How to reduce investing’s gender gap: try talking about ethics
Women’s perception of unethical behavior among finance professionals may contribute to how underrepresented they are in the industry, according to a recently published article Iowa State University assistant professor of finance Tyler Jensen co-authored with colleagues at Zhejiang University and Creighton University.
The research team administered surveys to nearly 3,000 college students in the U.S. and China, describing 10 scenarios in which a character makes an ethically questionable decision. Students were asked to rate how ethical the action was and what percentage of investment managers they believe would act in the same way.
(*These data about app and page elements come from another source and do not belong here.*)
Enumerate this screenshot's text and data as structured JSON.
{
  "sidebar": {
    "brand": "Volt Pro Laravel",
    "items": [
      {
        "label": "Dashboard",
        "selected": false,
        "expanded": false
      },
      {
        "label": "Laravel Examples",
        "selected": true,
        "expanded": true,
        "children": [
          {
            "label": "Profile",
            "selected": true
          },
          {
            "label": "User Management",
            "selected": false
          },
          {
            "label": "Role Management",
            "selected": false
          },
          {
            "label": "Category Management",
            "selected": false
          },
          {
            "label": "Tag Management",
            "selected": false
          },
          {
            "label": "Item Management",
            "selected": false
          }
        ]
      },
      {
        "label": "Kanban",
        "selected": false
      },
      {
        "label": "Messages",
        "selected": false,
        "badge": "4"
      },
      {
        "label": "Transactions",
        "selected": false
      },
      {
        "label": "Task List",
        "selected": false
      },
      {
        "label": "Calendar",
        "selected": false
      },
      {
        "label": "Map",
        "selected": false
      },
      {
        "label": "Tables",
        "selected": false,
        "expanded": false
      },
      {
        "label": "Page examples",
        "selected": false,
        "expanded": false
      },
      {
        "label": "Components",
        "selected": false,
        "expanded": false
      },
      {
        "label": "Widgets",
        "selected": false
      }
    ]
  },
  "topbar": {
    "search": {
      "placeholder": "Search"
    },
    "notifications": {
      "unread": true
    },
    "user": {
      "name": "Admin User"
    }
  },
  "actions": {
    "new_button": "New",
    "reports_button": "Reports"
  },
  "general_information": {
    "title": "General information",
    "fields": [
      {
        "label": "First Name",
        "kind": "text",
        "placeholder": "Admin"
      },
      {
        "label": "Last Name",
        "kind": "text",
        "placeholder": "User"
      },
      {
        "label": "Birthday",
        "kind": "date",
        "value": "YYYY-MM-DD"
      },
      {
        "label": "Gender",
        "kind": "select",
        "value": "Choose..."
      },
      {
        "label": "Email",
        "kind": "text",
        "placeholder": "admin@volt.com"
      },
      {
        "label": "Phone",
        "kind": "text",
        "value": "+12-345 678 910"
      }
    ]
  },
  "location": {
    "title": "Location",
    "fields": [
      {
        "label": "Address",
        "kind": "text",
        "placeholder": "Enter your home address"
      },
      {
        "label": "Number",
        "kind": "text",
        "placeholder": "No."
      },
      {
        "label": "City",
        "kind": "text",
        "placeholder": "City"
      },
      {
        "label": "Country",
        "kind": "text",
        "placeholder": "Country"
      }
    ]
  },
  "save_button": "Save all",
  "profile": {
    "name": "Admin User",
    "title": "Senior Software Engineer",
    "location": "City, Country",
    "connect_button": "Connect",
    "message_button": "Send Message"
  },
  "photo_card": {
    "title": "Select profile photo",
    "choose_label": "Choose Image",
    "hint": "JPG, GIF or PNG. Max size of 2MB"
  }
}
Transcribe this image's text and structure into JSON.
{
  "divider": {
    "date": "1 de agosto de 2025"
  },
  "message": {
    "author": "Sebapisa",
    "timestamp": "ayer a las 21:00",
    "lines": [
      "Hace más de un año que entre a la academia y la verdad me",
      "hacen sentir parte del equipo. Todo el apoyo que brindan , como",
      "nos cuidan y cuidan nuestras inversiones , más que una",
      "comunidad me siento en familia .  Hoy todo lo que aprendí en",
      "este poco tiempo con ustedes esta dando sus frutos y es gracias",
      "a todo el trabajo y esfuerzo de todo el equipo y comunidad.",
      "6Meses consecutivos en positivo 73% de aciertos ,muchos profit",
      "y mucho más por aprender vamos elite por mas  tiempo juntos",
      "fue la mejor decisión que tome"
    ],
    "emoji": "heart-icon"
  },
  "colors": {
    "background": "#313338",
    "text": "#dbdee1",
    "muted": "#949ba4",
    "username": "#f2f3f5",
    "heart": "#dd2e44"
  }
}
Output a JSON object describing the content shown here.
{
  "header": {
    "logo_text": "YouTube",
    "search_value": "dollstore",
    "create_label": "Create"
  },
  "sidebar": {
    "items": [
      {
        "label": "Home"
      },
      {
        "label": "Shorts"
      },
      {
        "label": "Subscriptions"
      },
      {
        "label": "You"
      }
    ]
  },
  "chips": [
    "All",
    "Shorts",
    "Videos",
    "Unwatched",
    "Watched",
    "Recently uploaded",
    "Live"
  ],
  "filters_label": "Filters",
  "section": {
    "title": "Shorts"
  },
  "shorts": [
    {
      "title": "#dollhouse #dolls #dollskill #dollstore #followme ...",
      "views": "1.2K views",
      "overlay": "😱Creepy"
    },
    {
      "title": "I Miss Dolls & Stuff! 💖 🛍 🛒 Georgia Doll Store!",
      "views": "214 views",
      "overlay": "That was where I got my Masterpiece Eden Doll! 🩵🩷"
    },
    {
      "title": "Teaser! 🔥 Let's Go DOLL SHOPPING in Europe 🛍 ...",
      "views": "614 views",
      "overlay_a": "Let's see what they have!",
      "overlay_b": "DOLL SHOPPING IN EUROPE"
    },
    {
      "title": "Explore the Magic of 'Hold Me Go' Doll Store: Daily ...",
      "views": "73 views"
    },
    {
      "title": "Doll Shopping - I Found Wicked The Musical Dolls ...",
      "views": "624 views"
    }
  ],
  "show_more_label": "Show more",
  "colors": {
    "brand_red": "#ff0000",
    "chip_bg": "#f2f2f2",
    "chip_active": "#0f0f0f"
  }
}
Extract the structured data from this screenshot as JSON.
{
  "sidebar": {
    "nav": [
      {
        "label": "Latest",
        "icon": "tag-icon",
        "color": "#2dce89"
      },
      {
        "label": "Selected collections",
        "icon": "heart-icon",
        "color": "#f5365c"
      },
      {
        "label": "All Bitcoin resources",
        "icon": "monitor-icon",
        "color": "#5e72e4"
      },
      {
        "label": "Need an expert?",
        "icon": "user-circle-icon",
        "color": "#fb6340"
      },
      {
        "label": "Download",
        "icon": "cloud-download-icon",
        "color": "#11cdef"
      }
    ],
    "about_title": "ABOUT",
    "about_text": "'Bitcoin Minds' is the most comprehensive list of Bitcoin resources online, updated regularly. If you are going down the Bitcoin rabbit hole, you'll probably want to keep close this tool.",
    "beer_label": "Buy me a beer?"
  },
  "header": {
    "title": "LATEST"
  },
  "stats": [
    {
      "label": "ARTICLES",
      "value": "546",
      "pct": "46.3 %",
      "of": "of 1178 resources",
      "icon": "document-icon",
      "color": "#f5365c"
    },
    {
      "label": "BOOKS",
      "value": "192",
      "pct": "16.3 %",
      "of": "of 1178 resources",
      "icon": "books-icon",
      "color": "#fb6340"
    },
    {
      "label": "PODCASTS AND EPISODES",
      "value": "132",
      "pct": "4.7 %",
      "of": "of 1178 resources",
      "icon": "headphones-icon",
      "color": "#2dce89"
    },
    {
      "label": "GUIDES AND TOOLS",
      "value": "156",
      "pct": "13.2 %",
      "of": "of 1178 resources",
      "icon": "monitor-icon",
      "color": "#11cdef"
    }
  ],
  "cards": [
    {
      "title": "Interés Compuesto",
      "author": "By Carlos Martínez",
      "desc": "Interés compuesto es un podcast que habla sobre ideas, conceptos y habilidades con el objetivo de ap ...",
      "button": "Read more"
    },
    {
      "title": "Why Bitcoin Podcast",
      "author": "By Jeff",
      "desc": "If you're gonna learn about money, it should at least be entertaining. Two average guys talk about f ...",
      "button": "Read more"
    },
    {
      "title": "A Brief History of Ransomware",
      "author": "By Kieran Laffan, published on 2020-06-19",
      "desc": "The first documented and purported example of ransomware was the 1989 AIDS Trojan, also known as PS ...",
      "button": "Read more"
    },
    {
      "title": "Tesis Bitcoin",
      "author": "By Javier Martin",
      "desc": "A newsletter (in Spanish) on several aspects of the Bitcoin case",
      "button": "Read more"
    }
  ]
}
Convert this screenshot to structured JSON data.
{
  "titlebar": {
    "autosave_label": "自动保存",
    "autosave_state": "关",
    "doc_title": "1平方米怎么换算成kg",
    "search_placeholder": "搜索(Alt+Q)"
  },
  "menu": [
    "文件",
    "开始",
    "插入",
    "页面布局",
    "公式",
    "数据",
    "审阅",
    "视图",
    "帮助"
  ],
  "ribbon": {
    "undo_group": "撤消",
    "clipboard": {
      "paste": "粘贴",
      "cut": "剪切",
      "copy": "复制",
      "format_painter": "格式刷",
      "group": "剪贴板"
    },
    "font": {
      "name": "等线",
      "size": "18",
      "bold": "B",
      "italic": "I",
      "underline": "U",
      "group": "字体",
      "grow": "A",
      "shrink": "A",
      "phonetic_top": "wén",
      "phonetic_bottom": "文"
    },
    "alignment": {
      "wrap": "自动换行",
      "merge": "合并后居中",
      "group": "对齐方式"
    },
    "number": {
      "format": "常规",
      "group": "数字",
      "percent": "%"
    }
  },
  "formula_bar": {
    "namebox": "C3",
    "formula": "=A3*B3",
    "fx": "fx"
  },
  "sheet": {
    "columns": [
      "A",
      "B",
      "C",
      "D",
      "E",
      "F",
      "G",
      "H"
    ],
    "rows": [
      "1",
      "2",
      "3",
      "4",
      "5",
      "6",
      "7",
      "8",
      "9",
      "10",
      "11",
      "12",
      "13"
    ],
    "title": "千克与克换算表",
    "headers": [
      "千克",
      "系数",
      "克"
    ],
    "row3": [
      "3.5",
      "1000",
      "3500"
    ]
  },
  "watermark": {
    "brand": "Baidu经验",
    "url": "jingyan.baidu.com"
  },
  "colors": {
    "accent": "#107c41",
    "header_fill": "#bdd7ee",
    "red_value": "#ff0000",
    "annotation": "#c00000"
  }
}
By a statistically significant margin, women in the U.S. ranked the characters’ actions as more unethical than men did. However, they also proved more pessimistic about financial professionals’ ethics, presuming that a significantly higher percentage of investment managers would take the same action. In other words, female respondents in the U.S. perceived a larger discrepancy between their own ethical views and what they believe about investment managers.
Read Jensen’s full article in The Conversation here.